* _Task instructions_
Although the entries contain pictures, only their words should be duplicated exactly.

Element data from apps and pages
------------------------------------------------

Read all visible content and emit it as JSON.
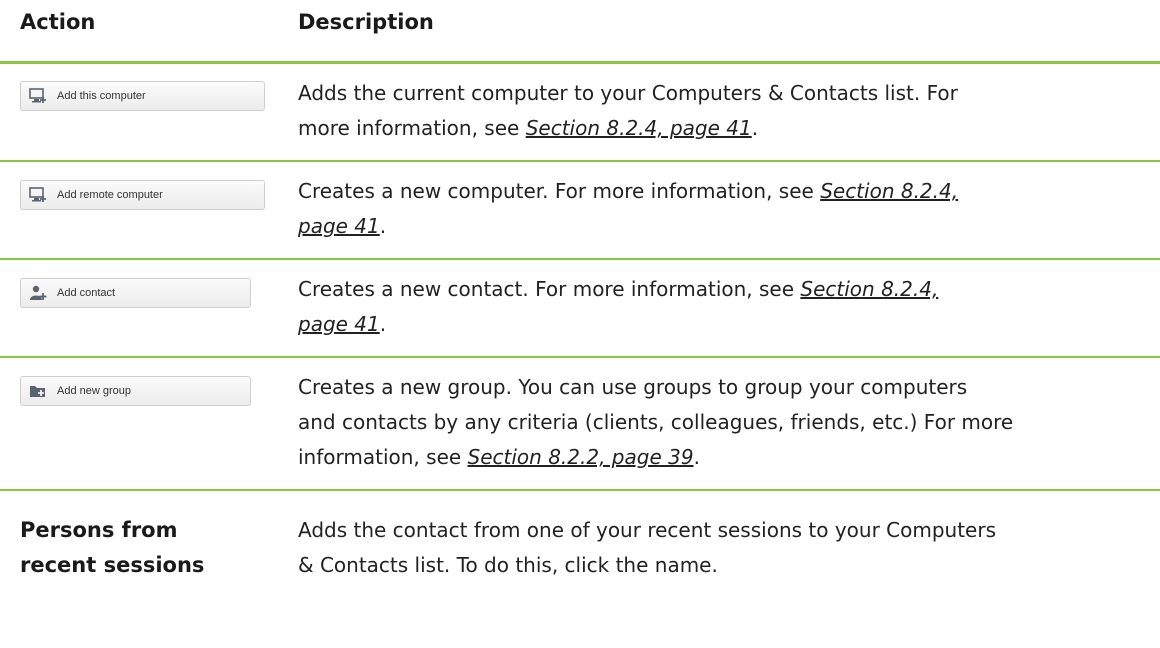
{
  "header": {
    "action_label": "Action",
    "description_label": "Description"
  },
  "rows": [
    {
      "button_label": "Add this computer",
      "icon": "computer-add-icon",
      "desc_lines": [
        [
          "Adds the current computer to your Computers & Contacts list. For"
        ],
        [
          "more information, see ",
          "Section 8.2.4, page 41",
          "."
        ]
      ]
    },
    {
      "button_label": "Add remote computer",
      "icon": "computer-add-icon",
      "desc_lines": [
        [
          "Creates a new computer. For more information, see ",
          "Section 8.2.4,"
        ],
        [
          "page 41",
          "."
        ]
      ]
    },
    {
      "button_label": "Add contact",
      "icon": "contact-add-icon",
      "desc_lines": [
        [
          "Creates a new contact. For more information, see ",
          "Section 8.2.4,"
        ],
        [
          "page 41",
          "."
        ]
      ]
    },
    {
      "button_label": "Add new group",
      "icon": "folder-add-icon",
      "desc_lines": [
        [
          "Creates a new group. You can use groups to group your computers"
        ],
        [
          "and contacts by any criteria (clients, colleagues, friends, etc.) For more"
        ],
        [
          "information, see ",
          "Section 8.2.2, page 39",
          "."
        ]
      ]
    },
    {
      "action_text_lines": [
        "Persons from",
        "recent sessions"
      ],
      "desc_lines": [
        [
          "Adds the contact from one of your recent sessions to your Computers"
        ],
        [
          "& Contacts list. To do this, click the name."
        ]
      ]
    }
  ],
  "colors": {
    "rule": "#8cc63e",
    "text": "#222222"
  }
}
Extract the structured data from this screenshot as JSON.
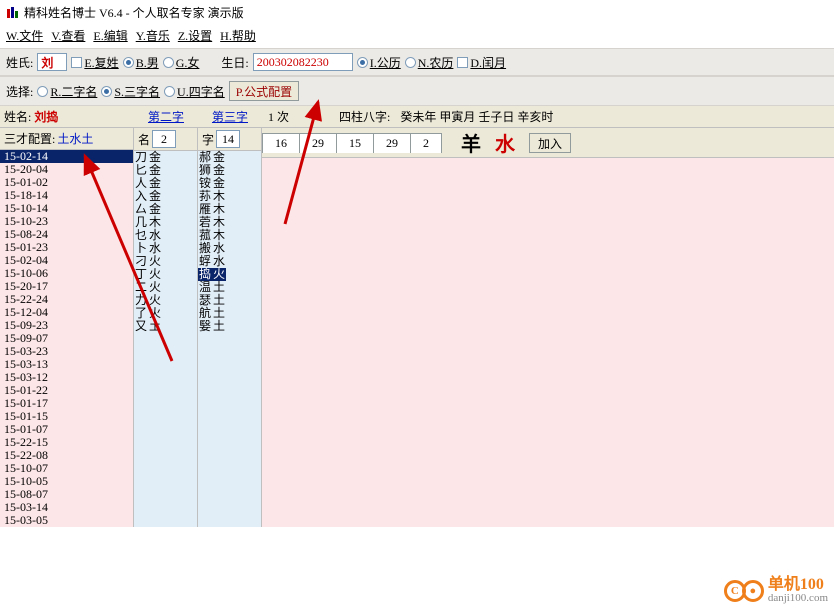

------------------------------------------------

* _Task result_
Read all visible content and emit it as JSON.
{
  "header": {
    "action_label": "Action",
    "description_label": "Description"
  },
  "rows": [
    {
      "button_label": "Add this computer",
      "icon": "computer-add-icon",
      "desc_lines": [
        [
          "Adds the current computer to your Computers & Contacts list. For"
        ],
        [
          "more information, see ",
          "Section 8.2.4, page 41",
          "."
        ]
      ]
    },
    {
      "button_label": "Add remote computer",
      "icon": "computer-add-icon",
      "desc_lines": [
        [
          "Creates a new computer. For more information, see ",
          "Section 8.2.4,"
        ],
        [
          "page 41",
          "."
        ]
      ]
    },
    {
      "button_label": "Add contact",
      "icon": "contact-add-icon",
      "desc_lines": [
        [
          "Creates a new contact. For more information, see ",
          "Section 8.2.4,"
        ],
        [
          "page 41",
          "."
        ]
      ]
    },
    {
      "button_label": "Add new group",
      "icon": "folder-add-icon",
      "desc_lines": [
        [
          "Creates a new group. You can use groups to group your computers"
        ],
        [
          "and contacts by any criteria (clients, colleagues, friends, etc.) For more"
        ],
        [
          "information, see ",
          "Section 8.2.2, page 39",
          "."
        ]
      ]
    },
    {
      "action_text_lines": [
        "Persons from",
        "recent sessions"
      ],
      "desc_lines": [
        [
          "Adds the contact from one of your recent sessions to your Computers"
        ],
        [
          "& Contacts list. To do this, click the name."
        ]
      ]
    }
  ],
  "colors": {
    "rule": "#8cc63e",
    "text": "#222222"
  }
}
Extract the structured data from this screenshot as JSON.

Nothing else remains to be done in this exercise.